Reproduce the records precisely. Omit every picture.

===== DATA SUPPLIED

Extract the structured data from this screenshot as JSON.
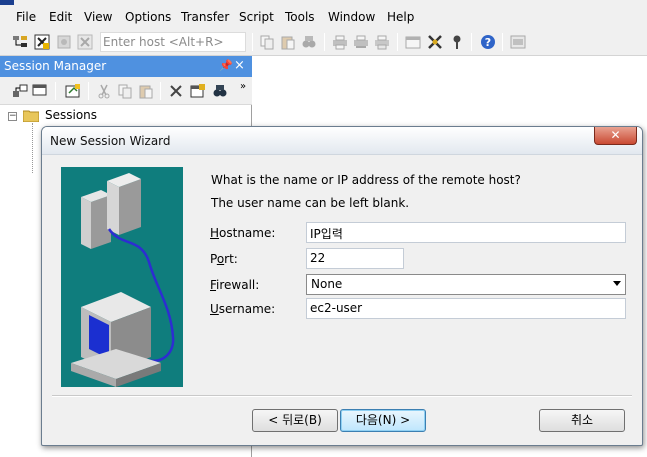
{
  "menu": [
    "File",
    "Edit",
    "View",
    "Options",
    "Transfer",
    "Script",
    "Tools",
    "Window",
    "Help"
  ],
  "toolbar": {
    "quick_connect_placeholder": "Enter host <Alt+R>",
    "icons": [
      "connect-icon",
      "quick-connect-icon",
      "connect-in-tab-icon",
      "disconnect-icon",
      "copy-icon",
      "paste-icon",
      "find-icon",
      "print-icon",
      "print-setup-icon",
      "print-screen-icon",
      "session-options-icon",
      "global-options-icon",
      "keymap-icon",
      "help-icon",
      "sftp-icon"
    ]
  },
  "session_manager": {
    "title": "Session Manager",
    "pin_glyph": "ᵖ",
    "close_glyph": "×",
    "tree": {
      "expander": "−",
      "root_label": "Sessions"
    }
  },
  "dialog": {
    "title": "New Session Wizard",
    "close_glyph": "✕",
    "prompt_line1": "What is the name or IP address of the remote host?",
    "prompt_line2": "The user name can be left blank.",
    "fields": {
      "hostname": {
        "label_key": "H",
        "label_rest": "ostname:",
        "value": "IP입력"
      },
      "port": {
        "label_pre": "P",
        "label_key": "o",
        "label_rest": "rt:",
        "value": "22"
      },
      "firewall": {
        "label_key": "F",
        "label_rest": "irewall:",
        "value": "None"
      },
      "username": {
        "label_key": "U",
        "label_rest": "sername:",
        "value": "ec2-user"
      }
    },
    "buttons": {
      "back": "< 뒤로(B)",
      "next": "다음(N) >",
      "cancel": "취소"
    }
  },
  "colors": {
    "session_title_bg": "#4f91e0",
    "wizard_image_bg": "#0f7d7d",
    "close_button": "#c94a33"
  }
}
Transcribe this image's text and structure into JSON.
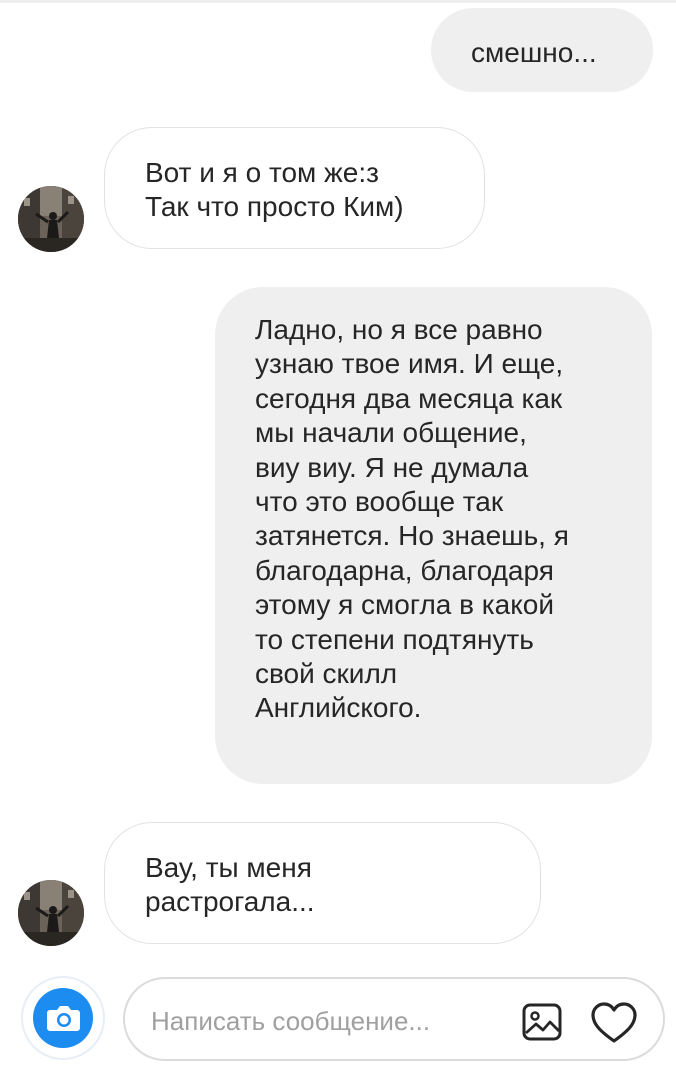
{
  "messages": [
    {
      "id": "msg1",
      "direction": "outgoing",
      "text": "смешно..."
    },
    {
      "id": "msg2",
      "direction": "incoming",
      "text": "Вот и я о том же:з\nТак что просто Ким)"
    },
    {
      "id": "msg3",
      "direction": "outgoing",
      "text": "Ладно, но я все равно\nузнаю твое имя. И еще,\nсегодня два месяца как\nмы начали общение,\nвиу виу. Я не думала\nчто это вообще так\nзатянется. Но знаешь, я\nблагодарна, благодаря\nэтому я смогла в какой\nто степени подтянуть\nсвой скилл\nАнглийского."
    },
    {
      "id": "msg4",
      "direction": "incoming",
      "text": "Вау, ты меня\nрастрогала..."
    }
  ],
  "composer": {
    "placeholder": "Написать сообщение...",
    "value": ""
  },
  "icons": {
    "camera": "camera-icon",
    "gallery": "image-icon",
    "like": "heart-icon",
    "avatar": "contact-avatar"
  },
  "colors": {
    "outgoing_bubble": "#efefef",
    "incoming_border": "#e2e2e2",
    "camera_accent": "#1d8cf0",
    "text": "#262626",
    "placeholder": "#a0a0a0"
  }
}
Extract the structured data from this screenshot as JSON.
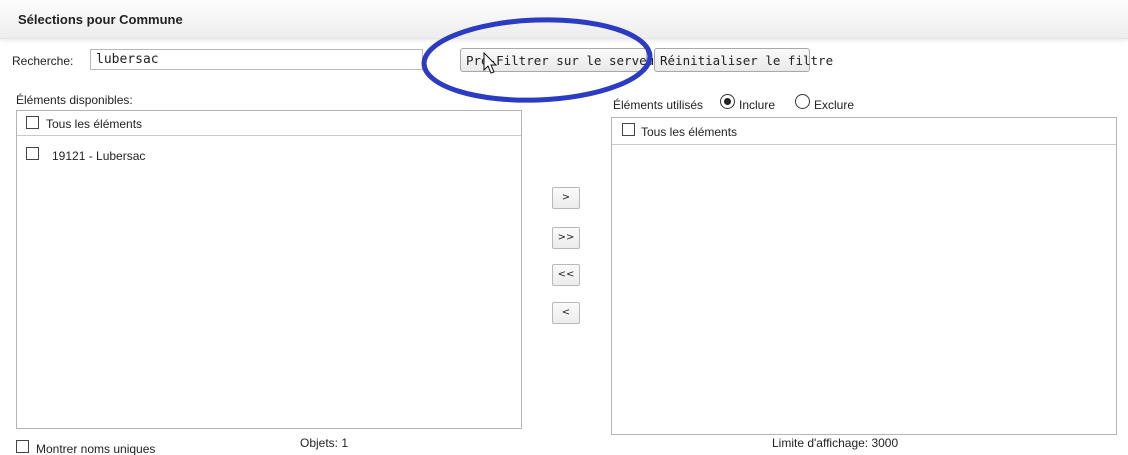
{
  "header": {
    "title": "Sélections pour Commune"
  },
  "search": {
    "label": "Recherche:",
    "value": "lubersac",
    "filter_button": "Pré-Filtrer sur le serveur",
    "reset_button": "Réinitialiser le filtre"
  },
  "available": {
    "label": "Éléments disponibles:",
    "all_label": "Tous les éléments",
    "items": [
      {
        "label": "19121 - Lubersac",
        "checked": false
      }
    ]
  },
  "used": {
    "label": "Éléments utilisés",
    "include_label": "Inclure",
    "exclude_label": "Exclure",
    "mode": "include",
    "all_label": "Tous les éléments"
  },
  "transfer": {
    "move_right": ">",
    "move_all_right": ">>",
    "move_all_left": "<<",
    "move_left": "<"
  },
  "footer": {
    "unique_names_label": "Montrer noms uniques",
    "objects_count": "Objets: 1",
    "display_limit": "Limite d'affichage: 3000"
  },
  "colors": {
    "annotation_ellipse": "#2b3bc4",
    "header_bg": "#f2f2f2"
  },
  "icons": {
    "cursor": "hand-pointer-icon"
  }
}
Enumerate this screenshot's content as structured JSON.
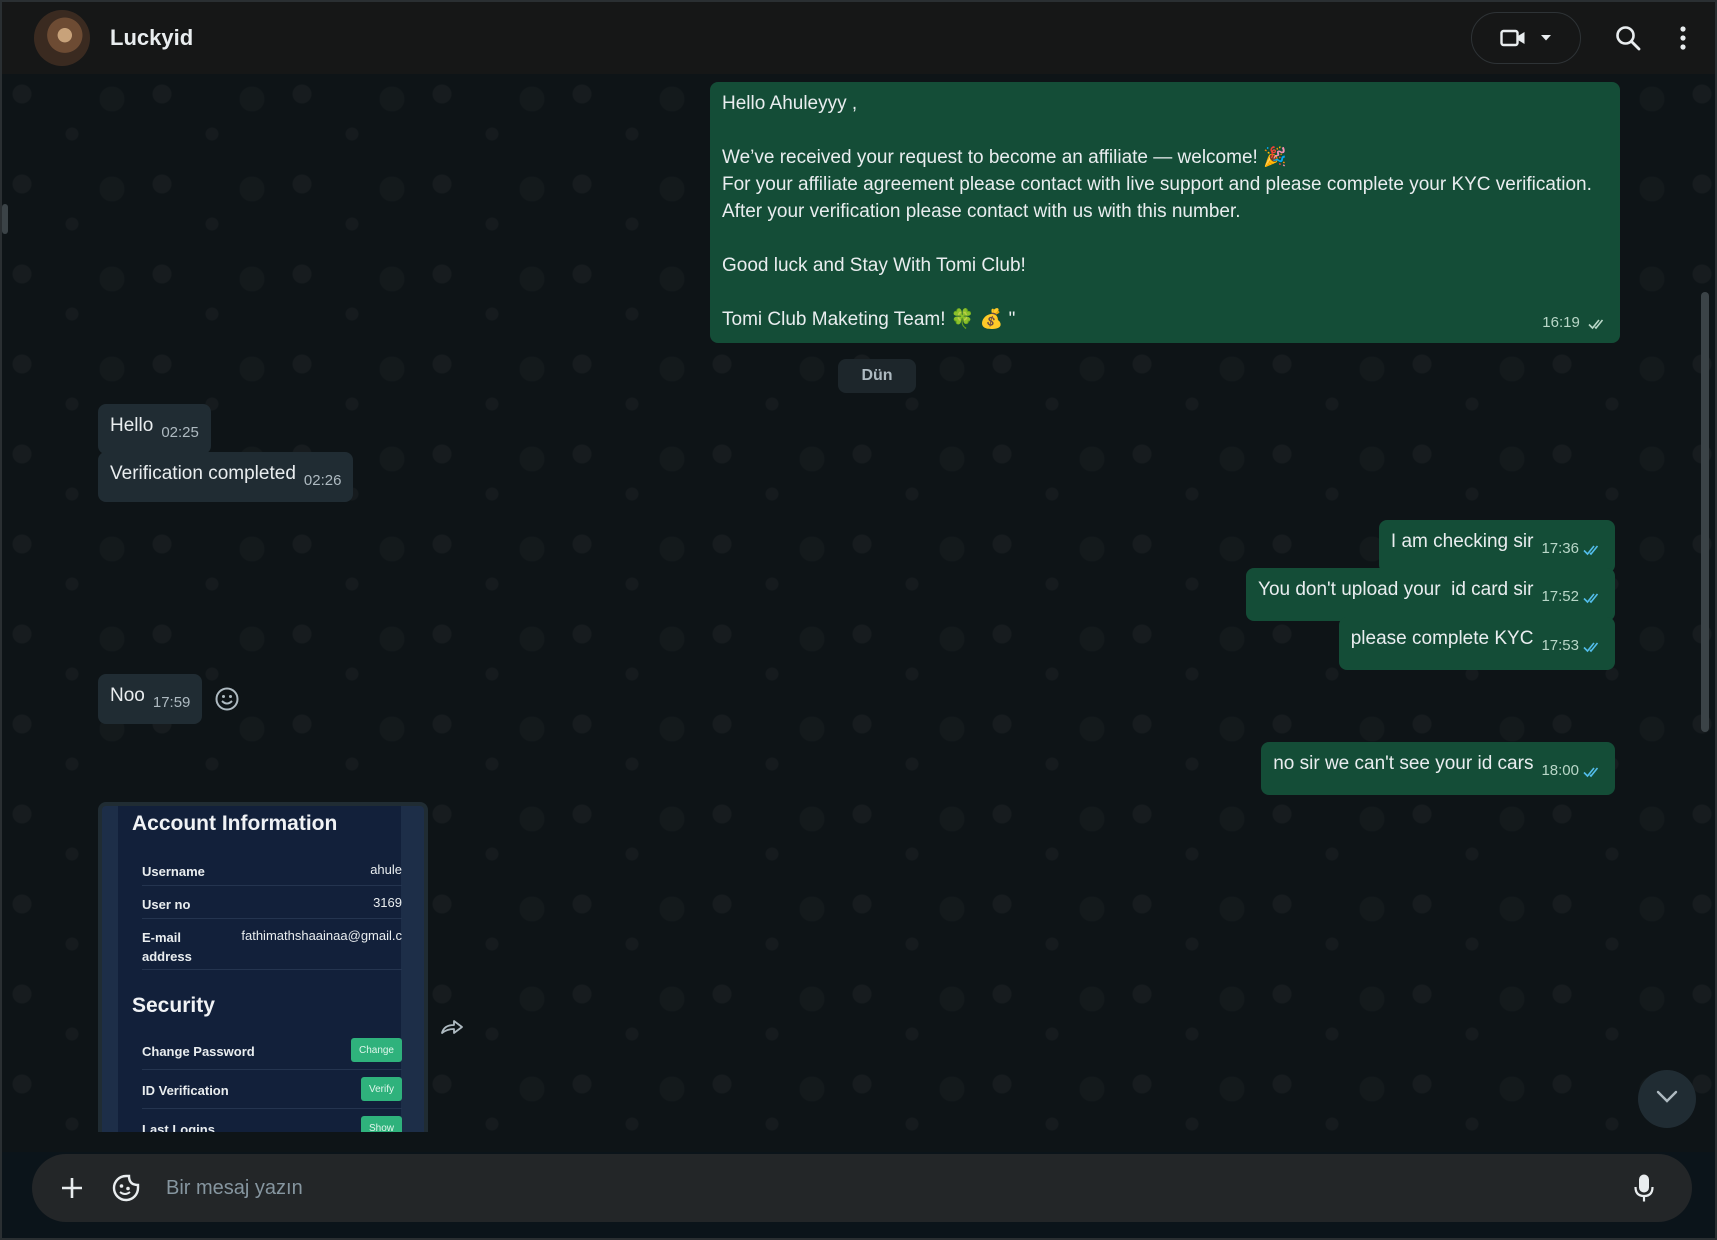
{
  "header": {
    "contact_name": "Luckyid"
  },
  "messages": {
    "welcome": {
      "lines": [
        "Hello Ahuleyyy ,",
        "",
        "We’ve received your request to become an affiliate — welcome! 🎉",
        "For your affiliate agreement please contact with live support and please complete your KYC verification.",
        "After your verification please contact with us with this number.",
        "",
        "Good luck and Stay With Tomi Club!",
        "",
        "Tomi Club Maketing Team! 🍀 💰 \""
      ],
      "time": "16:19"
    },
    "date_separator": "Dün",
    "hello": {
      "text": "Hello",
      "time": "02:25"
    },
    "verification": {
      "text": "Verification completed",
      "time": "02:26"
    },
    "checking": {
      "text": "I am checking sir",
      "time": "17:36"
    },
    "no_upload": {
      "text": "You don't upload your  id card sir",
      "time": "17:52"
    },
    "complete_kyc": {
      "text": "please complete KYC",
      "time": "17:53"
    },
    "noo": {
      "text": "Noo",
      "time": "17:59"
    },
    "cant_see": {
      "text": "no sir we can't see your id cars",
      "time": "18:00"
    }
  },
  "screenshot": {
    "account_title": "Account Information",
    "rows": [
      {
        "label": "Username",
        "value": "ahule"
      },
      {
        "label": "User no",
        "value": "3169"
      },
      {
        "label": "E-mail address",
        "value": "fathimathshaainaa@gmail.c"
      }
    ],
    "security_title": "Security",
    "security_rows": [
      {
        "label": "Change Password",
        "button": "Change"
      },
      {
        "label": "ID Verification",
        "button": "Verify"
      },
      {
        "label": "Last Logins",
        "button": "Show"
      }
    ]
  },
  "composer": {
    "placeholder": "Bir mesaj yazın"
  },
  "colors": {
    "incoming_bubble": "#202c33",
    "outgoing_bubble": "#144d37",
    "read_ticks": "#53bdeb",
    "accent_button": "#2fb27c"
  },
  "icons": [
    "video-call-icon",
    "chevron-down-icon",
    "search-icon",
    "more-vertical-icon",
    "emoji-react-icon",
    "forward-icon",
    "plus-icon",
    "sticker-icon",
    "microphone-icon",
    "double-check-icon"
  ]
}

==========

■ PROBLEM SOLUTION:
Extract the structured data from this screenshot as JSON.
{
  "menu": [
    "File",
    "Edit",
    "View",
    "Options",
    "Transfer",
    "Script",
    "Tools",
    "Window",
    "Help"
  ],
  "toolbar": {
    "quick_connect_placeholder": "Enter host <Alt+R>",
    "icons": [
      "connect-icon",
      "quick-connect-icon",
      "connect-in-tab-icon",
      "disconnect-icon",
      "copy-icon",
      "paste-icon",
      "find-icon",
      "print-icon",
      "print-setup-icon",
      "print-screen-icon",
      "session-options-icon",
      "global-options-icon",
      "keymap-icon",
      "help-icon",
      "sftp-icon"
    ]
  },
  "session_manager": {
    "title": "Session Manager",
    "pin_glyph": "ᵖ",
    "close_glyph": "×",
    "tree": {
      "expander": "−",
      "root_label": "Sessions"
    }
  },
  "dialog": {
    "title": "New Session Wizard",
    "close_glyph": "✕",
    "prompt_line1": "What is the name or IP address of the remote host?",
    "prompt_line2": "The user name can be left blank.",
    "fields": {
      "hostname": {
        "label_key": "H",
        "label_rest": "ostname:",
        "value": "IP입력"
      },
      "port": {
        "label_pre": "P",
        "label_key": "o",
        "label_rest": "rt:",
        "value": "22"
      },
      "firewall": {
        "label_key": "F",
        "label_rest": "irewall:",
        "value": "None"
      },
      "username": {
        "label_key": "U",
        "label_rest": "sername:",
        "value": "ec2-user"
      }
    },
    "buttons": {
      "back": "< 뒤로(B)",
      "next": "다음(N) >",
      "cancel": "취소"
    }
  },
  "colors": {
    "session_title_bg": "#4f91e0",
    "wizard_image_bg": "#0f7d7d",
    "close_button": "#c94a33"
  }
}
Transcribe this image's text and structure into JSON.
{
  "messages": [
    {
      "id": "msg1",
      "direction": "outgoing",
      "text": "смешно..."
    },
    {
      "id": "msg2",
      "direction": "incoming",
      "text": "Вот и я о том же:з\nТак что просто Ким)"
    },
    {
      "id": "msg3",
      "direction": "outgoing",
      "text": "Ладно, но я все равно\nузнаю твое имя. И еще,\nсегодня два месяца как\nмы начали общение,\nвиу виу. Я не думала\nчто это вообще так\nзатянется. Но знаешь, я\nблагодарна, благодаря\nэтому я смогла в какой\nто степени подтянуть\nсвой скилл\nАнглийского."
    },
    {
      "id": "msg4",
      "direction": "incoming",
      "text": "Вау, ты меня\nрастрогала..."
    }
  ],
  "composer": {
    "placeholder": "Написать сообщение...",
    "value": ""
  },
  "icons": {
    "camera": "camera-icon",
    "gallery": "image-icon",
    "like": "heart-icon",
    "avatar": "contact-avatar"
  },
  "colors": {
    "outgoing_bubble": "#efefef",
    "incoming_border": "#e2e2e2",
    "camera_accent": "#1d8cf0",
    "text": "#262626",
    "placeholder": "#a0a0a0"
  }
}
Extract the structured data from this screenshot as JSON.
{
  "header": {
    "title": "Sélections pour Commune"
  },
  "search": {
    "label": "Recherche:",
    "value": "lubersac",
    "filter_button": "Pré-Filtrer sur le serveur",
    "reset_button": "Réinitialiser le filtre"
  },
  "available": {
    "label": "Éléments disponibles:",
    "all_label": "Tous les éléments",
    "items": [
      {
        "label": "19121 - Lubersac",
        "checked": false
      }
    ]
  },
  "used": {
    "label": "Éléments utilisés",
    "include_label": "Inclure",
    "exclude_label": "Exclure",
    "mode": "include",
    "all_label": "Tous les éléments"
  },
  "transfer": {
    "move_right": ">",
    "move_all_right": ">>",
    "move_all_left": "<<",
    "move_left": "<"
  },
  "footer": {
    "unique_names_label": "Montrer noms uniques",
    "objects_count": "Objets: 1",
    "display_limit": "Limite d'affichage: 3000"
  },
  "colors": {
    "annotation_ellipse": "#2b3bc4",
    "header_bg": "#f2f2f2"
  },
  "icons": {
    "cursor": "hand-pointer-icon"
  }
}
Enumerate this screenshot's content as structured JSON.
{
  "header": {
    "contact_name": "Luckyid"
  },
  "messages": {
    "welcome": {
      "lines": [
        "Hello Ahuleyyy ,",
        "",
        "We’ve received your request to become an affiliate — welcome! 🎉",
        "For your affiliate agreement please contact with live support and please complete your KYC verification.",
        "After your verification please contact with us with this number.",
        "",
        "Good luck and Stay With Tomi Club!",
        "",
        "Tomi Club Maketing Team! 🍀 💰 \""
      ],
      "time": "16:19"
    },
    "date_separator": "Dün",
    "hello": {
      "text": "Hello",
      "time": "02:25"
    },
    "verification": {
      "text": "Verification completed",
      "time": "02:26"
    },
    "checking": {
      "text": "I am checking sir",
      "time": "17:36"
    },
    "no_upload": {
      "text": "You don't upload your  id card sir",
      "time": "17:52"
    },
    "complete_kyc": {
      "text": "please complete KYC",
      "time": "17:53"
    },
    "noo": {
      "text": "Noo",
      "time": "17:59"
    },
    "cant_see": {
      "text": "no sir we can't see your id cars",
      "time": "18:00"
    }
  },
  "screenshot": {
    "account_title": "Account Information",
    "rows": [
      {
        "label": "Username",
        "value": "ahule"
      },
      {
        "label": "User no",
        "value": "3169"
      },
      {
        "label": "E-mail address",
        "value": "fathimathshaainaa@gmail.c"
      }
    ],
    "security_title": "Security",
    "security_rows": [
      {
        "label": "Change Password",
        "button": "Change"
      },
      {
        "label": "ID Verification",
        "button": "Verify"
      },
      {
        "label": "Last Logins",
        "button": "Show"
      }
    ]
  },
  "composer": {
    "placeholder": "Bir mesaj yazın"
  },
  "colors": {
    "incoming_bubble": "#202c33",
    "outgoing_bubble": "#144d37",
    "read_ticks": "#53bdeb",
    "accent_button": "#2fb27c"
  },
  "icons": [
    "video-call-icon",
    "chevron-down-icon",
    "search-icon",
    "more-vertical-icon",
    "emoji-react-icon",
    "forward-icon",
    "plus-icon",
    "sticker-icon",
    "microphone-icon",
    "double-check-icon"
  ]
}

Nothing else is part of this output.